» **Exercise requirements**: Copy each line of the material below that includes the string "label".
Dataset records Start Marker
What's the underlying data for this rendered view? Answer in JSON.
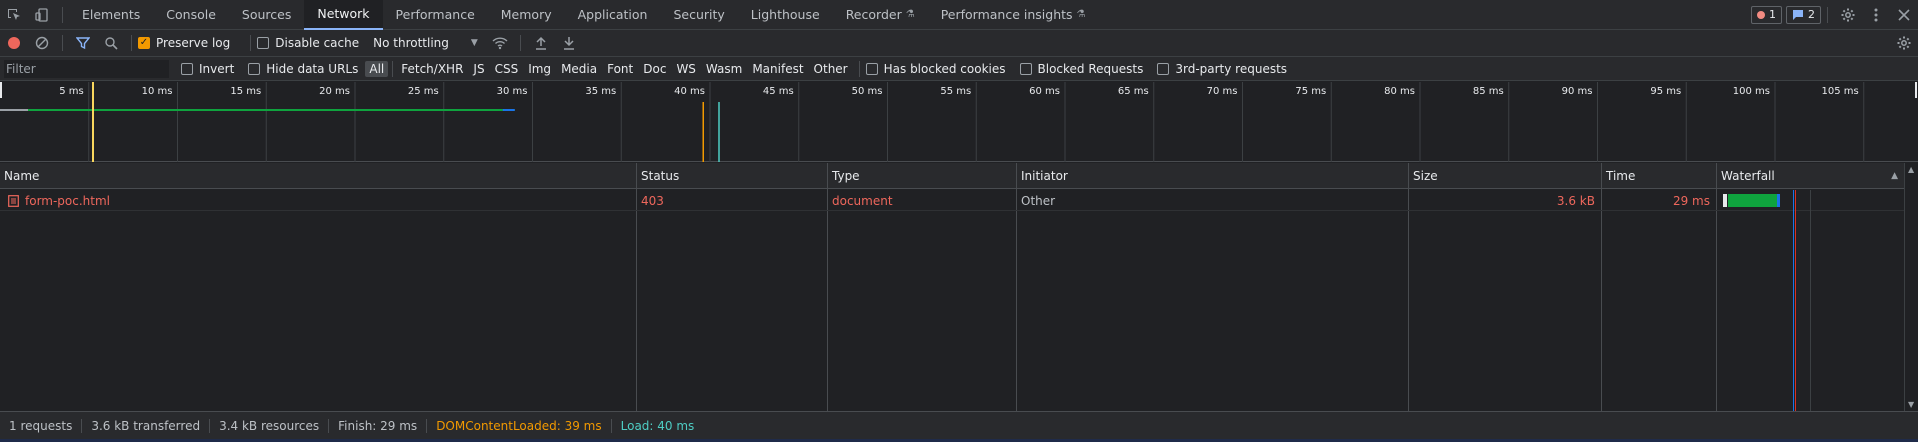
{
  "tabs": [
    {
      "label": "Elements"
    },
    {
      "label": "Console"
    },
    {
      "label": "Sources"
    },
    {
      "label": "Network",
      "active": true
    },
    {
      "label": "Performance"
    },
    {
      "label": "Memory"
    },
    {
      "label": "Application"
    },
    {
      "label": "Security"
    },
    {
      "label": "Lighthouse"
    },
    {
      "label": "Recorder",
      "experimental": true
    },
    {
      "label": "Performance insights",
      "experimental": true
    }
  ],
  "badges": {
    "errors": "1",
    "messages": "2"
  },
  "toolbar": {
    "preserve_log": "Preserve log",
    "preserve_log_checked": true,
    "disable_cache": "Disable cache",
    "disable_cache_checked": false,
    "throttling": "No throttling"
  },
  "filterbar": {
    "placeholder": "Filter",
    "invert": "Invert",
    "hide_data_urls": "Hide data URLs",
    "types": [
      "All",
      "Fetch/XHR",
      "JS",
      "CSS",
      "Img",
      "Media",
      "Font",
      "Doc",
      "WS",
      "Wasm",
      "Manifest",
      "Other"
    ],
    "active_type": "All",
    "has_blocked_cookies": "Has blocked cookies",
    "blocked_requests": "Blocked Requests",
    "third_party": "3rd-party requests"
  },
  "overview": {
    "ticks": [
      "5 ms",
      "10 ms",
      "15 ms",
      "20 ms",
      "25 ms",
      "30 ms",
      "35 ms",
      "40 ms",
      "45 ms",
      "50 ms",
      "55 ms",
      "60 ms",
      "65 ms",
      "70 ms",
      "75 ms",
      "80 ms",
      "85 ms",
      "90 ms",
      "95 ms",
      "100 ms",
      "105 ms"
    ],
    "dom_content_loaded_ms": 39,
    "load_ms": 40,
    "finish_ms": 29
  },
  "table": {
    "columns": [
      "Name",
      "Status",
      "Type",
      "Initiator",
      "Size",
      "Time",
      "Waterfall"
    ],
    "rows": [
      {
        "name": "form-poc.html",
        "status": "403",
        "type": "document",
        "initiator": "Other",
        "size": "3.6 kB",
        "time": "29 ms"
      }
    ]
  },
  "statusbar": {
    "requests": "1 requests",
    "transferred": "3.6 kB transferred",
    "resources": "3.4 kB resources",
    "finish": "Finish: 29 ms",
    "dom_content_loaded": "DOMContentLoaded: 39 ms",
    "load": "Load: 40 ms"
  },
  "colors": {
    "accent": "#8ab4f8",
    "error": "#ee675c",
    "dom_content_loaded": "#f29900",
    "load": "#4ecdc4",
    "waterfall_bar": "#0fa33e"
  }
}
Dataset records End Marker
» **Answer below**:
      "label": "Elements"
      "label": "Console"
      "label": "Sources"
      "label": "Network",
      "label": "Performance"
      "label": "Memory"
      "label": "Application"
      "label": "Security"
      "label": "Lighthouse"
      "label": "Recorder",
      "label": "Performance insights",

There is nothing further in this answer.